Soldiers compete for Army's best medic title
November 10, 2011
CAMP BULLIS, Texas, Nov. 10, 2011 -- Sixty-two Soldiers from across the Army competed in a grueling 72-hour two-Soldier team competition at Camp Bullis Nov. 4-6 to earn the title of best medic.
The inaugural Command Sgt. Maj. Jack L. Clark Jr. Best Medic Competition was dedicated to the 13th command sergeant major of the U.S. Army Medical Command.
Clark's family came from Florida to participate in the dedication ceremony and meet the competitors.
"It is appropriate that such a prestigious competition be named after Command Sergeant Major Clark. He was one of the most respected leaders and noncommissioned officers in the history of our command," said retired Command Sgt. Maj. Sandra Townsend, keynote speaker for the dedication ceremony.
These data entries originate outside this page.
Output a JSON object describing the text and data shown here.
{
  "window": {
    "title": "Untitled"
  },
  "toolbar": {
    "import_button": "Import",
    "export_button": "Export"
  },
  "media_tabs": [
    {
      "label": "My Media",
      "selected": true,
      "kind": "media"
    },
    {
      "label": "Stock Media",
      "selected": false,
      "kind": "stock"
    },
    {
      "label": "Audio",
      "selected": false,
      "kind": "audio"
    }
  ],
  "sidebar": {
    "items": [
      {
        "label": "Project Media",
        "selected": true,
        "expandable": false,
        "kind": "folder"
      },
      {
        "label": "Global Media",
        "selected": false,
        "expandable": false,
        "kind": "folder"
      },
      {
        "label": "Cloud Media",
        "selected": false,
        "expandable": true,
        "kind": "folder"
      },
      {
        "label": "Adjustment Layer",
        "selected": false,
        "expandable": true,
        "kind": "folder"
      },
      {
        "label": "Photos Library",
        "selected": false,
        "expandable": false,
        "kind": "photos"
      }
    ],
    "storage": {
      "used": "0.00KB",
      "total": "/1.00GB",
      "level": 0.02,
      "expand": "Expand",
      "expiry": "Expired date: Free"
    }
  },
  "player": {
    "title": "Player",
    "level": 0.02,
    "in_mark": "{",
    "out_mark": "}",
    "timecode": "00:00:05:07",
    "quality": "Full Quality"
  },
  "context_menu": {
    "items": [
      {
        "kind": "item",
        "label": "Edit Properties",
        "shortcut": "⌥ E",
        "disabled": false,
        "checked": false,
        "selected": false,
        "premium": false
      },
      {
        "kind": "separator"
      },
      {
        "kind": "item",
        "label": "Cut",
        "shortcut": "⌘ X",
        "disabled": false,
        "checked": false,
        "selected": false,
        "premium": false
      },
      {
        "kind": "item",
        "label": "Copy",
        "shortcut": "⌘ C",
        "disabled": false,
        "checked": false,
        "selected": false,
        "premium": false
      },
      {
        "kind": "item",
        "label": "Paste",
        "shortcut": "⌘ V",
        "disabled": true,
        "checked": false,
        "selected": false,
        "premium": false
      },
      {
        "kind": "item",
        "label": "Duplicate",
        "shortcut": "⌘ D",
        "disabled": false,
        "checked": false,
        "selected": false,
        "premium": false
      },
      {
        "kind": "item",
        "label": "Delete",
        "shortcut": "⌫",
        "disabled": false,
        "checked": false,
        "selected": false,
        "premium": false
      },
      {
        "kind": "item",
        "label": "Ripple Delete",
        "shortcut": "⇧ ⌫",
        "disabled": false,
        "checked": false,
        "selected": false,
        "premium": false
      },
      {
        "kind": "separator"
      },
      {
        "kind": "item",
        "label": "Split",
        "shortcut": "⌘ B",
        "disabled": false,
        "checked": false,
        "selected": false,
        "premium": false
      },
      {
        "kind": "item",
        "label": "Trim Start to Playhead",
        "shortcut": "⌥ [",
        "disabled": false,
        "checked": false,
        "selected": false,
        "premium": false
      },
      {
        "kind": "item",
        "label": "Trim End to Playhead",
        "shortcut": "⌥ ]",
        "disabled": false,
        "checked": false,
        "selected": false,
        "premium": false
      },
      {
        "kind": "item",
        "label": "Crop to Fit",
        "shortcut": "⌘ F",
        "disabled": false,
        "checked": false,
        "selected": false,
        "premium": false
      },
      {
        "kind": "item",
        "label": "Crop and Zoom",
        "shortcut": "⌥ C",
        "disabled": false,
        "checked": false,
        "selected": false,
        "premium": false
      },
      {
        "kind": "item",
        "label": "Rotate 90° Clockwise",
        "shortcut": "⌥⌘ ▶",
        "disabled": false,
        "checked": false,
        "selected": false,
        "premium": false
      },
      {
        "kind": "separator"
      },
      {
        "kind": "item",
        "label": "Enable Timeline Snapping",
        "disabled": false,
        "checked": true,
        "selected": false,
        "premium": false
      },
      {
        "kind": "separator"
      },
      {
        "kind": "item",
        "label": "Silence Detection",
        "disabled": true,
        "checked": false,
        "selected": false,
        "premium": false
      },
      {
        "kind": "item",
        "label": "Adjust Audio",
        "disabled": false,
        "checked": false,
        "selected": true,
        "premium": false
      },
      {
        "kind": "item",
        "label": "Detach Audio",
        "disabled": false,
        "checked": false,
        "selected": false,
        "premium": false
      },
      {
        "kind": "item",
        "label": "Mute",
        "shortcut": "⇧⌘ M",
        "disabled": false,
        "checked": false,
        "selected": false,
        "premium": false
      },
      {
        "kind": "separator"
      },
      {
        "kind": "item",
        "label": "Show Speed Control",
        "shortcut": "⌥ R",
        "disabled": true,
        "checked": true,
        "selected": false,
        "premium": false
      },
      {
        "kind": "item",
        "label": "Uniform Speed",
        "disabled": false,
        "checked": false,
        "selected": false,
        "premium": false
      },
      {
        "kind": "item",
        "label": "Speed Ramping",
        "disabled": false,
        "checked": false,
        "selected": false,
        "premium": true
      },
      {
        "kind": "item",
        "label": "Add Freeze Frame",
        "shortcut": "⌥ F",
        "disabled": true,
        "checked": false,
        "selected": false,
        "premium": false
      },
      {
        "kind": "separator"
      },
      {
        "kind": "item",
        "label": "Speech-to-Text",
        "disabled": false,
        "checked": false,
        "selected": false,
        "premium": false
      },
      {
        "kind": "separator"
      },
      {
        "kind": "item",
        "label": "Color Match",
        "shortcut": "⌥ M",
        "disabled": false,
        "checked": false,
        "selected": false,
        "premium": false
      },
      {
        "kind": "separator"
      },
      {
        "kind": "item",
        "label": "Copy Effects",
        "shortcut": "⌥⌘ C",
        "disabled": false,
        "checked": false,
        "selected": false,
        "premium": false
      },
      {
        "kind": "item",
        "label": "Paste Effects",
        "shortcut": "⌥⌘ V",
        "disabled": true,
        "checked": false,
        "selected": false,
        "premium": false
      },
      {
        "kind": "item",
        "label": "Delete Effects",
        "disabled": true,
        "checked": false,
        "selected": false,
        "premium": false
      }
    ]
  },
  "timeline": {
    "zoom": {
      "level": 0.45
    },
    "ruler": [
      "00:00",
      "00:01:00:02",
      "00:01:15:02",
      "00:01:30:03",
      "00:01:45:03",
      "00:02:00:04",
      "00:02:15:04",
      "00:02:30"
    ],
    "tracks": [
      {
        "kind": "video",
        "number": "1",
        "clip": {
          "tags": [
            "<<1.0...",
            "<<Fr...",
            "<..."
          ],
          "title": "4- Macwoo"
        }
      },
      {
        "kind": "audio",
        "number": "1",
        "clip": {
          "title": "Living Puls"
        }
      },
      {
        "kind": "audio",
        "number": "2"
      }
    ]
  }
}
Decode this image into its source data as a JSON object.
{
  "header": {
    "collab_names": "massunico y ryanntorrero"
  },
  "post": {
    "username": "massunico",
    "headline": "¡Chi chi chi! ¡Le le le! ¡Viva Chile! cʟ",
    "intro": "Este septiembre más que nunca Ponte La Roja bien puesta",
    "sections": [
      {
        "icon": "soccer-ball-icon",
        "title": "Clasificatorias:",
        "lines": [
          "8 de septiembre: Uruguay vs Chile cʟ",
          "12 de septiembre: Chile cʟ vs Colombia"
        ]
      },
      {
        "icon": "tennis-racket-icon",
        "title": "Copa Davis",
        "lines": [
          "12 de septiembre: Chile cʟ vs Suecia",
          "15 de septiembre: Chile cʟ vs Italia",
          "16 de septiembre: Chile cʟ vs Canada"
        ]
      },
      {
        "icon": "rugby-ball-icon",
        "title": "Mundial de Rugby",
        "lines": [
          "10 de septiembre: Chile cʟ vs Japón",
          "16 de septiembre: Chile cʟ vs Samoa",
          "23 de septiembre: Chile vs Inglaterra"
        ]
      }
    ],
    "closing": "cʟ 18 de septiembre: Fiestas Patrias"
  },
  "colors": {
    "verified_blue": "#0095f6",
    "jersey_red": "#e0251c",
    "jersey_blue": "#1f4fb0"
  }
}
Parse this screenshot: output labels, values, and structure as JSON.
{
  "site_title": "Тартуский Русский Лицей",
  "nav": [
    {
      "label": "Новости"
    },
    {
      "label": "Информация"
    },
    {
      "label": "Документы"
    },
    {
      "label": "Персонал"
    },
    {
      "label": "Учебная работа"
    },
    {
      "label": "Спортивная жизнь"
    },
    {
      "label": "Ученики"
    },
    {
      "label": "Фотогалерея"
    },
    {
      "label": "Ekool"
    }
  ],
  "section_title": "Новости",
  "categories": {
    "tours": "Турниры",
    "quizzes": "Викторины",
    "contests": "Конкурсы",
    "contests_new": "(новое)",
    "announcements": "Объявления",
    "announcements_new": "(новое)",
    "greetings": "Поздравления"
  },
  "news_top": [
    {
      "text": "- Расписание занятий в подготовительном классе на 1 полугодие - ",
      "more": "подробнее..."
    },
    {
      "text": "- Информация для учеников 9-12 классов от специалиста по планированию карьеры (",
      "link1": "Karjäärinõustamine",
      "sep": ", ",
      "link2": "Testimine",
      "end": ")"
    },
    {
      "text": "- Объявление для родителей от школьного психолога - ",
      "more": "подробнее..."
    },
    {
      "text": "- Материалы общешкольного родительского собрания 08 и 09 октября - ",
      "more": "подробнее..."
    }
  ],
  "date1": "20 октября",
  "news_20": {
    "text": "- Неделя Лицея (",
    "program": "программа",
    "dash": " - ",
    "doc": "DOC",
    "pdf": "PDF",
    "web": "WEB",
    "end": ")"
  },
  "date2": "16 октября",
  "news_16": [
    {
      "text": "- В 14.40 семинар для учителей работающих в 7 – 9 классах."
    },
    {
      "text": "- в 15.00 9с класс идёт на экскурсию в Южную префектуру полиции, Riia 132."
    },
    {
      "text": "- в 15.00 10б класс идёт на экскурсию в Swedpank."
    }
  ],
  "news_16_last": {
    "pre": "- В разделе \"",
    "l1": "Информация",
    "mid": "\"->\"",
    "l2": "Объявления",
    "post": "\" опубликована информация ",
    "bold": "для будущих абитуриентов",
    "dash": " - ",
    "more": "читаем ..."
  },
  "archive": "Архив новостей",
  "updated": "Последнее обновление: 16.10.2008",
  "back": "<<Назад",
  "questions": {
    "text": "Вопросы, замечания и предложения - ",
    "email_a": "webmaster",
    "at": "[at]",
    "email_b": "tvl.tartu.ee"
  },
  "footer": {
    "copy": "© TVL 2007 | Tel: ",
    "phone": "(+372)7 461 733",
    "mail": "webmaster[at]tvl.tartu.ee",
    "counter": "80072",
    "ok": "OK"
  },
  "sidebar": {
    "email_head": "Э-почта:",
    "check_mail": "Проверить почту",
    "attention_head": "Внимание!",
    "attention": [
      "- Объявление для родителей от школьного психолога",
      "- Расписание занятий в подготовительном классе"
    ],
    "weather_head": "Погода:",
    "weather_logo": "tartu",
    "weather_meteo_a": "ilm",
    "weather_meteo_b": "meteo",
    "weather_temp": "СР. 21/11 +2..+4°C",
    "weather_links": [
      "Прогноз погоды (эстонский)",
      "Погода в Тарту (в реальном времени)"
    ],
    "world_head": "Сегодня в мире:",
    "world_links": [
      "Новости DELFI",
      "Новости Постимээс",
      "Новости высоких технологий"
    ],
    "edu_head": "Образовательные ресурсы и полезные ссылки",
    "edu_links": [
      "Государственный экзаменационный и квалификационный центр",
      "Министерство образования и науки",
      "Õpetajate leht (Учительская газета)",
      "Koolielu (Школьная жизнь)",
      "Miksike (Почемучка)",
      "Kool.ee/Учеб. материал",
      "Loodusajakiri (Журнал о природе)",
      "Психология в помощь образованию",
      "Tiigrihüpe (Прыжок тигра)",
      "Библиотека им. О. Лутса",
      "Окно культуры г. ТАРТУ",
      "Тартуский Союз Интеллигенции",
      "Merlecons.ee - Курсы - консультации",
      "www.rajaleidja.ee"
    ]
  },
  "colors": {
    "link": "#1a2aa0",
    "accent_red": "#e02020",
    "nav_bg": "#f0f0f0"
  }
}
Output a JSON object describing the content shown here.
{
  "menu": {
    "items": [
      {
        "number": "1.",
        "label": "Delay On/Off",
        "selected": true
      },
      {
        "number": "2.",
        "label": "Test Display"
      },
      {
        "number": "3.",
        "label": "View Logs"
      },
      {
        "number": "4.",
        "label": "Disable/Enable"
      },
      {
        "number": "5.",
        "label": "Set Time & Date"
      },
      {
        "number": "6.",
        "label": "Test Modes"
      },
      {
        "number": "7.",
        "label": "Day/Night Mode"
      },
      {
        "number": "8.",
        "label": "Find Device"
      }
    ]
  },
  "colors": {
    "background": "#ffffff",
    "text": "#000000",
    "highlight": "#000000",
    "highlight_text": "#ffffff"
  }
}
"[Clark] was a mover and a shaker, known for making every place he went better. He understood the important role of medics in the Army and the trust Soldiers and leaders must have in the Army Medical Department," she said.
In the end, Sgt. 1st Class John Maitha and Staff Sgt. Christopher Whitaker, representing the 3rd Battalion, 75th Ranger Regiment at Fort Benning, Ga., secured the title of the Army's Best Combat Medic Team.
"We had no idea where we were place-wise, so we just kept going as hard and as fast as we could on everything," Maitha said.
The first day of the competition began with a physical fitness challenge, which included a three-mile run and pulling a tire that weighed several hundred pounds.
The obstacle course tested the team's agility and physical strength. Each team needed to complete 15 of 19 obstacles as quickly and safely as possible.
The M-9 stress shoot mimicked a combat situation where every shot counts. Teams showcased their marksmanship skills, completing three separate firing engagements while evacuating a simulated casualty on a litter.
"The M-9 stress shoot was the most fun," Maitha and Whitaker said.
Once the M-9 stress shoot was complete, the two-Soldier teams marched six kilometers to the next part of the competition, the M-4 stress shoot.
"We liked the night land navigation because it was challenging and it was different," Maitha said. "They filled us in on a Black Hawk helicopter heading to an unknown [helicopter landing zone] and we had to figure out where we were before we could even start the course."
The advanced land navigation course began at 11 p.m.
Teams were flown by helicopter and inserted into the rugged terrain of Camp Bullis. Once on the ground, each team had six hours to locate 12 grid coordinate locations using terrain association and topographical maps.
"The night land nav was definitely the toughest," Whitaker said.
Early the next morning, the candidates tackled the urban assault lane. Using simulated munitions similar to paint ball rounds the Soldiers had to engage the enemy while treating casualties and defending themselves.
The day combat medic lane tested the candidates' ability to perform casualty care in close quarters as well as their ability to evacuate wounded to a MEDIVAC aircraft.
The night combat medic lane tested the competitors' ability to perform medical tasks under the cover of darkness using the Tactical Simulator for Military Medicine. The teams were required to gain fire superiority, stabilize their casualty and move them from the simulator into a ground evacuation vehicle.
Mounted land navigation tested the candidates' ability to provide medical treatment while en route to the medical treatment facility.
At 5 a.m. the next morning each two-Soldier team worked together to complete a 75-question written exam designed to test their tactical and technical proficiency.
After the written exam, the Soldiers moved to the virtual convoy combat simulator. The simulator provided a 360-degree simulated battlefield allowing the candidates the opportunity to perform basic Soldier skills while mounted in a simulated environment.
This event joined teams together to compete the scenario, engaging hostile targets and calling in situational reports.
The leadership reaction course tested each team's ability to think, lead and work together to negotiate eight obstacles.
The final event was a timed 2.7-mile buddy run, testing the fortitude and endurance of the competitors. Each team had to complete the run carrying a 180-pound casualty on a litter.
Shortly after Sunday's last event, an awards ceremony was held at Camp Bullis.
Lt. Gen. Eric Schoomaker, Army surgeon general and commanding general, U.S. Army Medical Command, and the Clark family presented trophies to the winning team and recognized all the teams for their accomplishments during the 72-hour competition.
Pricilla Clark congratulated all the competitors.
"You have been tested beyond human capability and you have come through this standing and smiling," she said. "You have given us the true definition of never giving up."
Staff Sgts. Gabriel Mendoza and Gabriel Valdez, representing 160th Special Operations Aviation Regiment (Airborne), Fort Bragg, N.C., accumulated the second-highest points total and placed second in the competition.
Third place was secured by Spc. Allen Klingsporn and Spc. Austin Kreutzfeld from the 82nd Airborne Division, Fort Bragg, N.C.